The end of another excavation at Aldborough. It’s always a strange time. After spending weeks closely working with a big group of people, everyone disperses. The minutiae of trench, known in such good detail, buried once more. This has been a very happy dig. The archaeology has been a treat, both answering some questions whilst asking so many more. But perhaps the thing that has most defined it for us were the people.
This year we were joined by 25 dedicated and wonderful volunteers, who worked closely with us in the trench and the finds tent. It is always so interesting hearing how people have come to be interested in archaeology, and the aspects of the dig they find most inspiring. There is a pooling of knowledge and skills on site, and conversations wandered from archaeology, to art, osteology, travel, flying, mudlarking, cookery….. For us, it reinvigorates the task in hand; archaeology is about people, both in the past and the present. And it is about forming community – a shared sense of purpose and discovery.
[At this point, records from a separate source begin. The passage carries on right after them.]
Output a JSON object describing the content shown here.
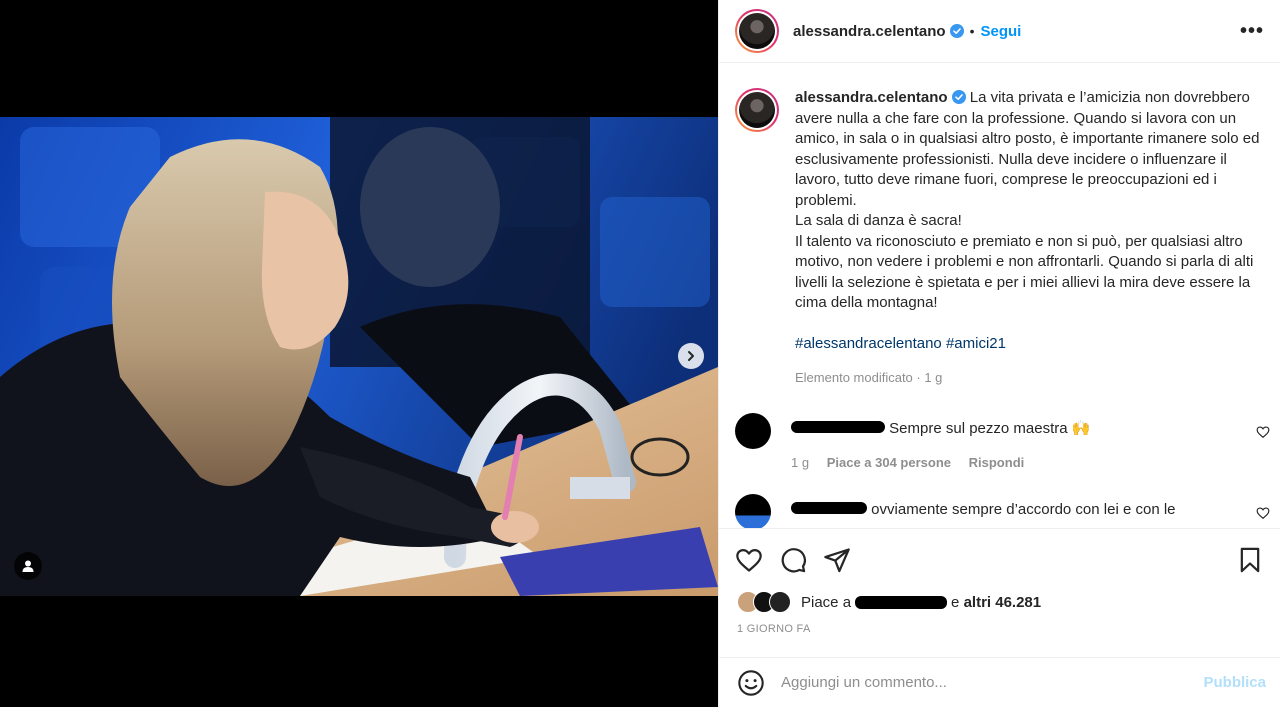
{
  "post": {
    "username": "alessandra.celentano",
    "follow_label": "Segui",
    "more_label": "•••",
    "dot_separator": "•"
  },
  "caption": {
    "username": "alessandra.celentano",
    "text": "La vita privata e l’amicizia non dovrebbero avere nulla a che fare con la professione. Quando si lavora con un amico, in sala o in qualsiasi altro posto, è importante rimanere solo ed esclusivamente professionisti. Nulla deve incidere o influenzare il lavoro, tutto deve rimane fuori, comprese le preoccupazioni ed i problemi.\nLa sala di danza è sacra!\nIl talento va riconosciuto e premiato e non si può, per qualsiasi altro motivo, non vedere i problemi e non affrontarli. Quando si parla di alti livelli la selezione è spietata e per i miei allievi la mira deve essere la cima della montagna!",
    "hashtags": [
      "#alessandracelentano",
      "#amici21"
    ],
    "meta": "Elemento modificato · 1 g"
  },
  "comments": [
    {
      "text": "Sempre sul pezzo maestra 🙌",
      "time": "1 g",
      "likes": "Piace a 304 persone",
      "reply": "Rispondi"
    },
    {
      "text": "ovviamente sempre d’accordo con lei e con le"
    }
  ],
  "likes": {
    "prefix": "Piace a",
    "suffix_e": "e",
    "others": "altri 46.281"
  },
  "time_ago": "1 GIORNO FA",
  "add_comment": {
    "placeholder": "Aggiungi un commento...",
    "publish_label": "Pubblica"
  },
  "colors": {
    "accent": "#0095f6",
    "hashtag": "#00376b",
    "muted": "#8e8e8e",
    "publish_disabled": "#b2dffc"
  }
}
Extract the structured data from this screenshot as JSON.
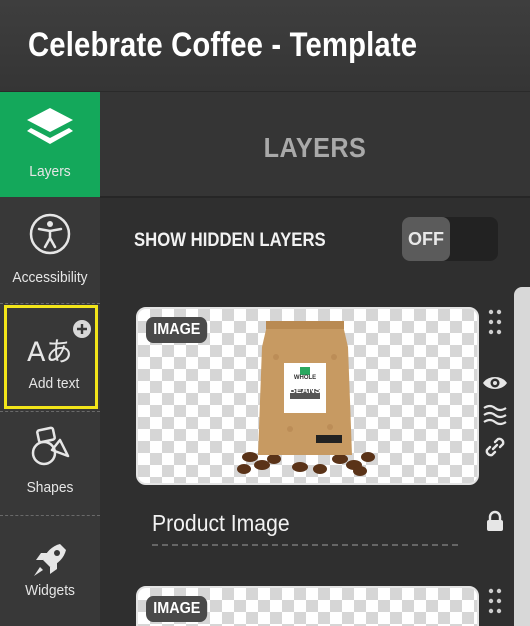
{
  "header": {
    "title": "Celebrate Coffee - Template"
  },
  "sidebar": {
    "items": [
      {
        "label": "Layers",
        "icon": "layers-icon",
        "active": true
      },
      {
        "label": "Accessibility",
        "icon": "accessibility-icon"
      },
      {
        "label": "Add text",
        "icon": "add-text-icon",
        "highlighted": true
      },
      {
        "label": "Shapes",
        "icon": "shapes-icon"
      },
      {
        "label": "Widgets",
        "icon": "rocket-icon"
      }
    ]
  },
  "panel": {
    "title": "LAYERS",
    "show_hidden_label": "SHOW HIDDEN LAYERS",
    "toggle_state": "OFF"
  },
  "layers": [
    {
      "type_badge": "IMAGE",
      "name": "Product Image",
      "locked": true,
      "thumbnail": {
        "bag_label_line1": "WHOLE",
        "bag_label_line2": "BEANS"
      }
    },
    {
      "type_badge": "IMAGE"
    }
  ],
  "colors": {
    "accent": "#14a85b",
    "highlight": "#f2e51a"
  }
}
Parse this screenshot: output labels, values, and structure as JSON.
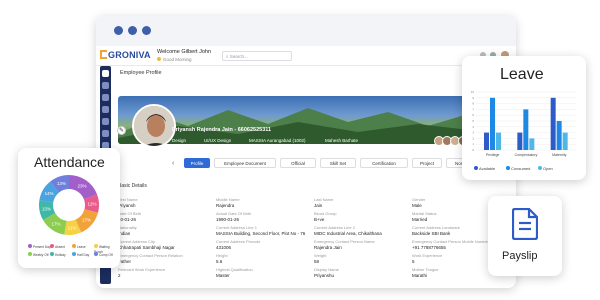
{
  "header": {
    "logo_text": "GRONIVA",
    "welcome": "Welcome Gilbert John",
    "greeting": "Good Morning",
    "search_placeholder": "Search..."
  },
  "page": {
    "title": "Employee Profile",
    "employee_name": "Priyansh Rajendra Jain - 66062525311",
    "department": "Design",
    "designation": "UI/UX Design",
    "location": "MASSIA Aurangabad (1002)",
    "manager": "Mahesh Barhate",
    "section_title": "Basic Details"
  },
  "tabs": [
    "Profile",
    "Employee Document",
    "Official",
    "Skill Set",
    "Certification",
    "Project",
    "Nominee"
  ],
  "fields": [
    {
      "label": "First Name",
      "value": "Priyansh"
    },
    {
      "label": "Middle Name",
      "value": "Rajendra"
    },
    {
      "label": "Last Name",
      "value": "Jain"
    },
    {
      "label": "Gender",
      "value": "Male"
    },
    {
      "label": "Date Of Birth",
      "value": "10-01-26"
    },
    {
      "label": "Actual Date Of Birth",
      "value": "1990-01-26"
    },
    {
      "label": "Blood Group",
      "value": "B+ve"
    },
    {
      "label": "Marital Status",
      "value": "Married"
    },
    {
      "label": "Nationality",
      "value": "Indian"
    },
    {
      "label": "Current Address Line 1",
      "value": "MASSIA Building, Second Floor, Plot No - 76"
    },
    {
      "label": "Current Address Line 2",
      "value": "MIDC Industrial Area, Chikalthana"
    },
    {
      "label": "Current Address Landmark",
      "value": "Backside SBI Bank"
    },
    {
      "label": "Current Address City",
      "value": "Chhatrapati Sambhaji Nagar"
    },
    {
      "label": "Current Address Pincode",
      "value": "431006"
    },
    {
      "label": "Emergency Contact Person Name",
      "value": "Rajendra Jain"
    },
    {
      "label": "Emergency Contact Person Mobile Number",
      "value": "+91 7788776655"
    },
    {
      "label": "Emergency Contact Person Relation",
      "value": "Father"
    },
    {
      "label": "Height",
      "value": "5.6"
    },
    {
      "label": "Weight",
      "value": "58"
    },
    {
      "label": "Work Experience",
      "value": "5"
    },
    {
      "label": "Relevant Work Experience",
      "value": "2"
    },
    {
      "label": "Highest Qualification",
      "value": "Master"
    },
    {
      "label": "Display Name",
      "value": "Priyanshu"
    },
    {
      "label": "Mother Tongue",
      "value": "Marathi"
    }
  ],
  "attendance": {
    "title": "Attendance",
    "legend": [
      "Present Days",
      "Absent",
      "Leave",
      "Waiting Punch",
      "Weekly Off",
      "Holiday",
      "Half Day",
      "Comp Off"
    ],
    "chart_data": {
      "type": "pie",
      "categories": [
        "Present Days",
        "Absent",
        "Leave",
        "Waiting Punch",
        "Weekly Off",
        "Holiday",
        "Half Day",
        "Comp Off"
      ],
      "values": [
        23,
        12,
        17,
        11,
        17,
        13,
        14,
        13
      ],
      "slice_labels": [
        "23%",
        "12%",
        "17%",
        "11%",
        "17%",
        "13%",
        "14%",
        "13%"
      ],
      "colors": [
        "#a25fc9",
        "#e85b8a",
        "#f2a23a",
        "#f5d143",
        "#8ccd4f",
        "#3fb8a7",
        "#4aa3e0",
        "#6f7fdc"
      ]
    }
  },
  "leave": {
    "title": "Leave",
    "chart_data": {
      "type": "bar",
      "categories": [
        "Privilege",
        "Compensatory",
        "Maternity"
      ],
      "series": [
        {
          "name": "Available",
          "values": [
            3,
            3,
            9
          ]
        },
        {
          "name": "Consumed",
          "values": [
            9,
            7,
            5
          ]
        },
        {
          "name": "Open",
          "values": [
            3,
            2,
            3
          ]
        }
      ],
      "ylim": [
        0,
        10
      ],
      "colors": [
        "#2d5bc9",
        "#1e88e5",
        "#4fb7e8"
      ]
    }
  },
  "payslip": {
    "title": "Payslip"
  }
}
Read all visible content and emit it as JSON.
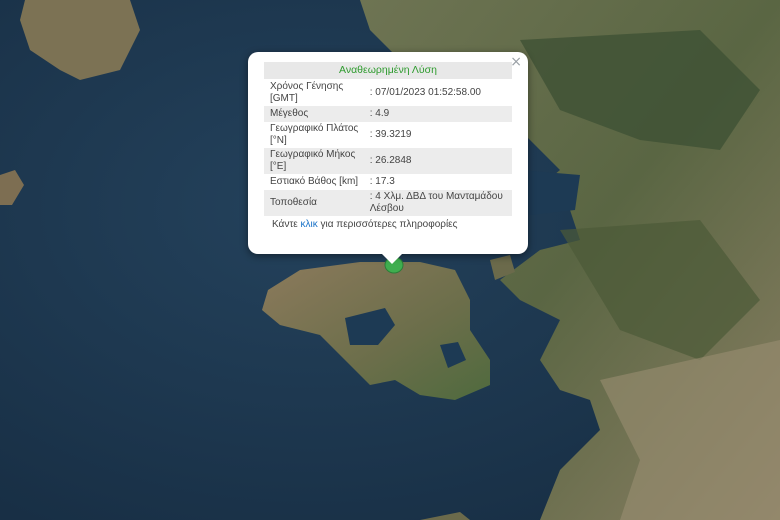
{
  "popup": {
    "title": "Αναθεωρημένη Λύση",
    "close_symbol": "×",
    "rows": [
      {
        "label": "Χρόνος Γένησης [GMT]",
        "value": ": 07/01/2023 01:52:58.00"
      },
      {
        "label": "Μέγεθος",
        "value": ": 4.9"
      },
      {
        "label": "Γεωγραφικό Πλάτος [°N]",
        "value": ": 39.3219"
      },
      {
        "label": "Γεωγραφικό Μήκος [°E]",
        "value": ": 26.2848"
      },
      {
        "label": "Εστιακό Βάθος [km]",
        "value": ": 17.3"
      },
      {
        "label": "Τοποθεσία",
        "value": ": 4 Χλμ. ΔΒΔ του Μανταμάδου Λέσβου"
      }
    ],
    "more_prefix": "Κάντε ",
    "more_link": "κλικ",
    "more_suffix": " για περισσότερες πληροφορίες"
  },
  "marker": {
    "icon": "epicenter-marker-icon",
    "color": "#3fae4f"
  },
  "colors": {
    "sea": "#1f3a52",
    "land": "#5d6a46",
    "title_green": "#2e9b2e",
    "link_blue": "#1a73c8"
  }
}
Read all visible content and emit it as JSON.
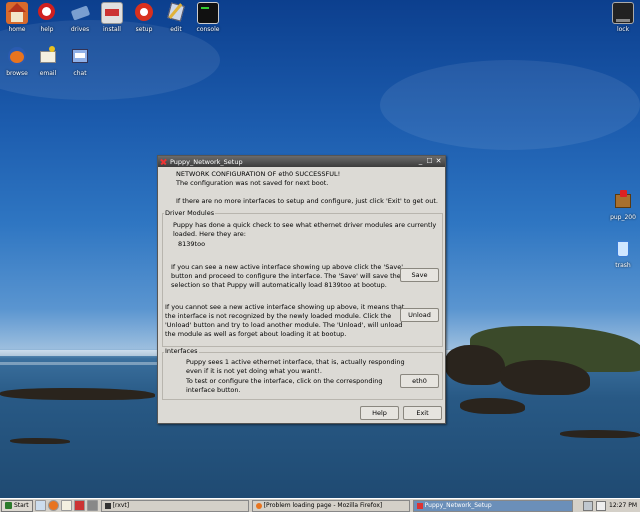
{
  "desktop": {
    "icons_row1": [
      {
        "label": "home",
        "icon": "home-icon"
      },
      {
        "label": "help",
        "icon": "help-icon"
      },
      {
        "label": "drives",
        "icon": "drives-icon"
      },
      {
        "label": "install",
        "icon": "install-icon"
      },
      {
        "label": "setup",
        "icon": "setup-icon"
      },
      {
        "label": "edit",
        "icon": "edit-icon"
      },
      {
        "label": "console",
        "icon": "console-icon"
      }
    ],
    "icons_row2": [
      {
        "label": "browse",
        "icon": "browser-icon"
      },
      {
        "label": "email",
        "icon": "email-icon"
      },
      {
        "label": "chat",
        "icon": "chat-icon"
      }
    ],
    "icon_lock": {
      "label": "lock",
      "icon": "lock-icon"
    },
    "icon_pup": {
      "label": "pup_200",
      "icon": "package-icon"
    },
    "icon_trash": {
      "label": "trash",
      "icon": "trash-icon"
    }
  },
  "window": {
    "title": "Puppy_Network_Setup",
    "controls": {
      "minimize": "_",
      "maximize": "☐",
      "close": "✕"
    },
    "header_line1": "NETWORK CONFIGURATION OF eth0 SUCCESSFUL!",
    "header_line2": "The configuration was not saved for next boot.",
    "header_line3": "If there are no more interfaces to setup and configure, just click 'Exit' to get out.",
    "driver_modules": {
      "label": "Driver Modules",
      "intro_line1": "Puppy has done a quick check to see what ethernet driver modules are currently",
      "intro_line2": "loaded. Here they are:",
      "module": "8139too",
      "save_line1": "If you can see a new active interface showing up above click the 'Save'",
      "save_line2": "button and proceed to configure the interface. The 'Save' will save the",
      "save_line3": "selection so that Puppy will automatically load 8139too at bootup.",
      "save_button": "Save",
      "unload_line1": "If you cannot see a new active interface showing up above, it means that",
      "unload_line2": "the interface is not recognized by the newly loaded module. Click the",
      "unload_line3": "'Unload' button and try to load another module. The 'Unload', will unload",
      "unload_line4": "the module as well as forget about loading it at bootup.",
      "unload_button": "Unload"
    },
    "interfaces": {
      "label": "Interfaces",
      "line1": "Puppy sees 1 active ethernet interface, that is, actually responding",
      "line2": "even if it is not yet doing what you want!.",
      "line3": "To test or configure the interface, click on the corresponding",
      "line4": "interface button.",
      "eth_button": "eth0"
    },
    "help_button": "Help",
    "exit_button": "Exit"
  },
  "taskbar": {
    "start_label": "Start",
    "tasks": [
      {
        "label": "[rxvt]"
      },
      {
        "label": "[Problem loading page - Mozilla Firefox]"
      },
      {
        "label": "Puppy_Network_Setup"
      }
    ],
    "clock": "12:27 PM"
  }
}
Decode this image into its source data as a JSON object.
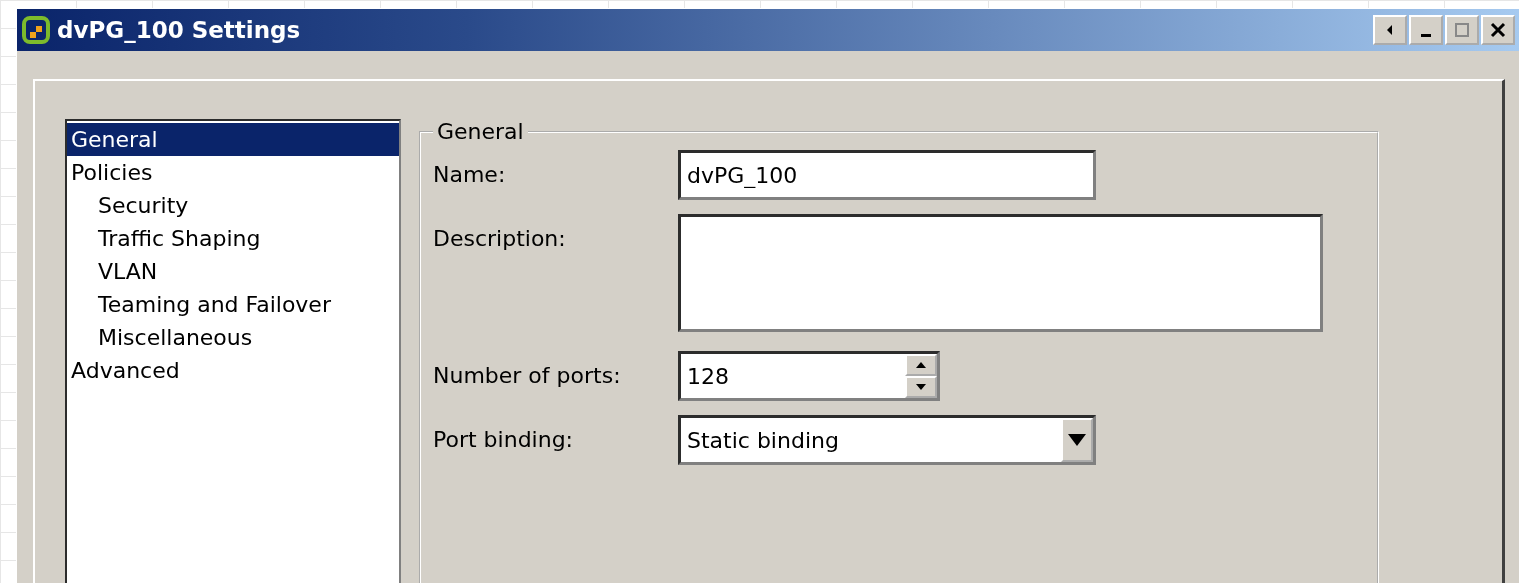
{
  "window": {
    "title": "dvPG_100 Settings"
  },
  "sidebar": {
    "items": [
      {
        "label": "General",
        "selected": true
      },
      {
        "label": "Policies",
        "selected": false,
        "children": [
          {
            "label": "Security",
            "selected": false
          },
          {
            "label": "Traffic Shaping",
            "selected": false
          },
          {
            "label": "VLAN",
            "selected": false
          },
          {
            "label": "Teaming and Failover",
            "selected": false
          },
          {
            "label": "Miscellaneous",
            "selected": false
          }
        ]
      },
      {
        "label": "Advanced",
        "selected": false
      }
    ]
  },
  "group": {
    "title": "General",
    "fields": [
      {
        "kind": "text",
        "label": "Name:",
        "value": "dvPG_100"
      },
      {
        "kind": "textarea",
        "label": "Description:"
      },
      {
        "kind": "spinner",
        "label": "Number of ports:",
        "value": "128"
      },
      {
        "kind": "dropdown",
        "label": "Port binding:",
        "value": "Static binding"
      }
    ]
  }
}
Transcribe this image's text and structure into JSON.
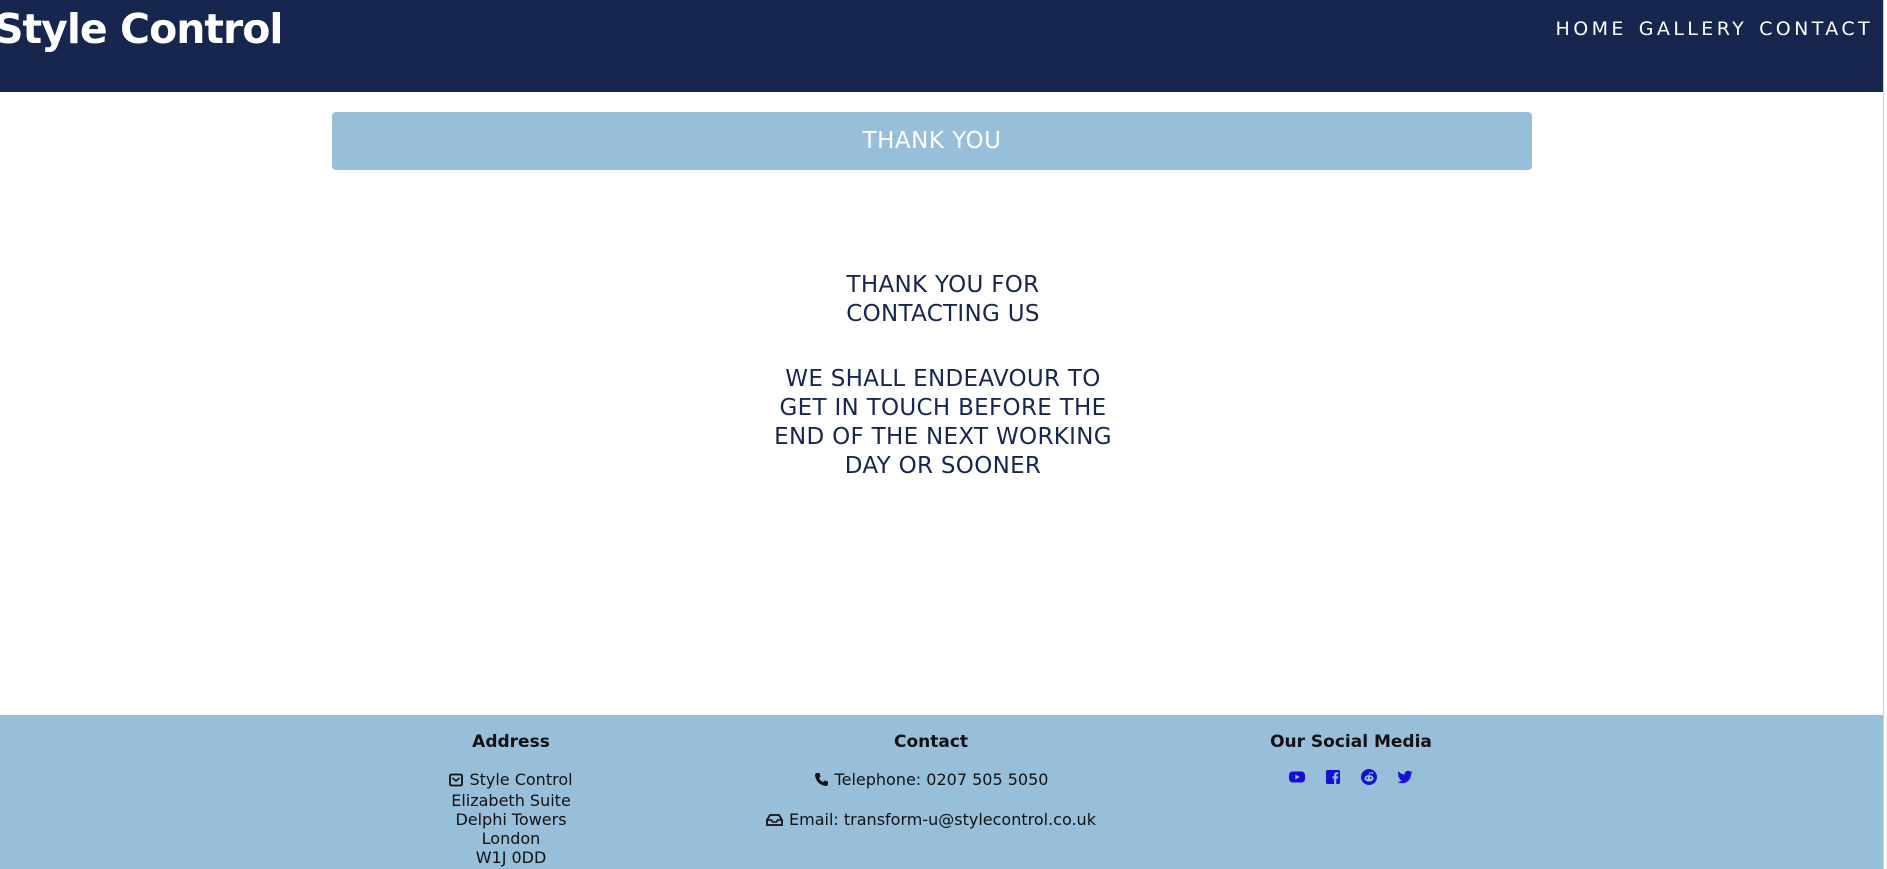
{
  "header": {
    "logo": "Style Control",
    "nav": [
      "HOME",
      "GALLERY",
      "CONTACT"
    ]
  },
  "banner": {
    "title": "THANK YOU"
  },
  "message": {
    "line1": [
      "THANK YOU FOR",
      "CONTACTING US"
    ],
    "line2": [
      "WE SHALL ENDEAVOUR TO",
      "GET IN TOUCH BEFORE THE",
      "END OF THE NEXT WORKING",
      "DAY OR SOONER"
    ]
  },
  "footer": {
    "address": {
      "heading": "Address",
      "lines": [
        "Style Control",
        "Elizabeth Suite",
        "Delphi Towers",
        "London",
        "W1J 0DD"
      ]
    },
    "contact": {
      "heading": "Contact",
      "telephone": "Telephone: 0207 505 5050",
      "email": "Email: transform-u@stylecontrol.co.uk"
    },
    "social": {
      "heading": "Our Social Media",
      "icons": [
        "youtube-icon",
        "facebook-icon",
        "reddit-icon",
        "twitter-icon"
      ],
      "icon_color": "#1a0dd6"
    }
  },
  "colors": {
    "header_bg": "#17264f",
    "banner_bg": "#98bfd9",
    "footer_bg": "#98bfd9",
    "text_dark": "#17264f"
  }
}
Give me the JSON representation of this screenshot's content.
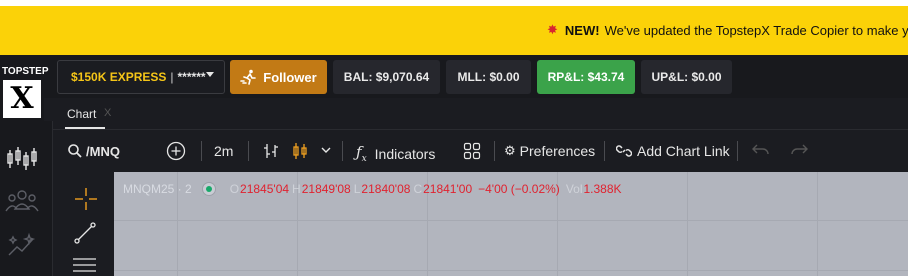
{
  "banner": {
    "new_label": "NEW!",
    "message": "We've updated the TopstepX Trade Copier to make y",
    "icon": "sparkle-icon",
    "background": "#fbd208"
  },
  "logo": {
    "text": "TOPSTEP",
    "mark": "X"
  },
  "account": {
    "name": "$150K EXPRESS",
    "separator": "|",
    "masked": "******"
  },
  "follower": {
    "label": "Follower"
  },
  "stats": {
    "bal": "BAL: $9,070.64",
    "mll": "MLL: $0.00",
    "rpl": "RP&L: $43.74",
    "upl": "UP&L: $0.00"
  },
  "tab": {
    "label": "Chart",
    "close": "X"
  },
  "toolbar": {
    "symbol": "/MNQ",
    "interval": "2m",
    "indicators": "Indicators",
    "preferences": "Preferences",
    "add_chart_link": "Add Chart Link"
  },
  "legend": {
    "symbol": "MNQM25 · 2",
    "o_key": "O",
    "o_val": "21845'04",
    "h_key": "H",
    "h_val": "21849'08",
    "l_key": "L",
    "l_val": "21840'08",
    "c_key": "C",
    "c_val": "21841'00",
    "change": "−4'00 (−0.02%)",
    "vol_key": "Vol",
    "vol_val": "1.388K"
  },
  "colors": {
    "accent": "#f5c518",
    "follower": "#c27a15",
    "profit": "#3ba34a",
    "loss": "#e0222f",
    "chart_bg": "#b2b5be"
  }
}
We also welcomed local primary schools to the site this year. At the excavation, pupils could see what we were doing before sieving for finds, and washing what they found. Site became animated with enthusiastic hoots of “I’ve found a tooth – a TOOTH!” and “look at my pottery!”. The children then visited the English Heritage museum, where the Friends of Roman Aldborough organised other activities. Many of the kids brought their parents to the Open Day to see the dig for themselves.
The Open Day was a success despite the morning rain. We welcomed 160 visitors on hourly tours between 11 – 3 o’clock. They were given an introduction to the site, a tour of the trench, and were shown some of the key finds from the dig.
For the first time this year we ran a weekly podcast SOUNDING ALDBOROUGH (see the ‘podcasts’ page). We had listeners tuning in from all round the world, following the progress of the dig, and interviews with specialists and volunteers on site. Do have a listen if you haven’t had chance yet!
SOUNDMARKS, Rose and Rob’s new Arts Council funded art project at the site launched during the excavations. Sound and visual art will be used to explore the sub-surface landscape at Aldborough. The collaboration will result in an exhibition, sound installation, book publication, interactive sound map, short film, and public workshops in mid/late 2019. Keep up to date with events and follow the blogat www.soundmarks.co.uk
So what now? Well, we hope to be back in 2020! In the meantime, we have an office full of finds waiting to go to specialists, data to sort and reports to write. And we’ll keep remembering that blissful 5 weeks in a Yorkshire meadow.